▶ Requirement:
Collect all lines below with the string "text".

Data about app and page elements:
[Start of Attachment]

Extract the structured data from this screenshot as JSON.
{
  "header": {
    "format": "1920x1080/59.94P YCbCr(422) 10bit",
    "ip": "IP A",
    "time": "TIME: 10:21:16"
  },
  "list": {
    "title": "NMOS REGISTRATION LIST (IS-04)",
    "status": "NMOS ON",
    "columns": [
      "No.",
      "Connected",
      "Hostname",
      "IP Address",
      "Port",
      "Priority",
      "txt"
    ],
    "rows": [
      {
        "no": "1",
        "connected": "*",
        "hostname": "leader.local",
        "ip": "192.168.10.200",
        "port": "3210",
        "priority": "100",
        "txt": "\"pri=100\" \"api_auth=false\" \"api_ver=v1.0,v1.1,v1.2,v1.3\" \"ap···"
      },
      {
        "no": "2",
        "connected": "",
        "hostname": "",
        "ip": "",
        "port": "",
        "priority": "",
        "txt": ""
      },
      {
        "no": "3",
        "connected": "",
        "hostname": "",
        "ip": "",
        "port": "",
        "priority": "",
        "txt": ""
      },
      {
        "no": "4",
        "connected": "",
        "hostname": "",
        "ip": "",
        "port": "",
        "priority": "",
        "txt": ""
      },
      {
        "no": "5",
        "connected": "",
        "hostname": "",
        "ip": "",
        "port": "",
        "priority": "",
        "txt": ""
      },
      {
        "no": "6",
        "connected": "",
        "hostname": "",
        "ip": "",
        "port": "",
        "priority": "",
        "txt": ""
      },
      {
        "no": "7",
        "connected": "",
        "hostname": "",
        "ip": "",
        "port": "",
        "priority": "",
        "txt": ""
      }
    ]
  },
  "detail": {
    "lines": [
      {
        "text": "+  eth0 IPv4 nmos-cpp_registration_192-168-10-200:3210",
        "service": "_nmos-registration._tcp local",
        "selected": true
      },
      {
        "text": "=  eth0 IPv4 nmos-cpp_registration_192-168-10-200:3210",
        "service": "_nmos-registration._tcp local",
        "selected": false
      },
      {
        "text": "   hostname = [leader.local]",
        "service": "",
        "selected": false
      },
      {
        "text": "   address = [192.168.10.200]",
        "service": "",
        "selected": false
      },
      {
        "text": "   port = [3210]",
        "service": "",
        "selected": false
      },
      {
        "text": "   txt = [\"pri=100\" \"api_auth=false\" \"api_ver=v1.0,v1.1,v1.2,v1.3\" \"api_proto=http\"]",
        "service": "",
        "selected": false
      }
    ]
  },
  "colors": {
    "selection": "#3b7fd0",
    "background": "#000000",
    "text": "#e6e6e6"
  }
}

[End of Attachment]

▶ Answer to this exercise:
        "text": "+  eth0 IPv4 nmos-cpp_registration_192-168-10-200:3210",
        "text": "=  eth0 IPv4 nmos-cpp_registration_192-168-10-200:3210",
        "text": "   hostname = [leader.local]",
        "text": "   address = [192.168.10.200]",
        "text": "   port = [3210]",
        "text": "   txt = [\"pri=100\" \"api_auth=false\" \"api_ver=v1.0,v1.1,v1.2,v1.3\" \"api_proto=http\"]",
    "text": "#e6e6e6"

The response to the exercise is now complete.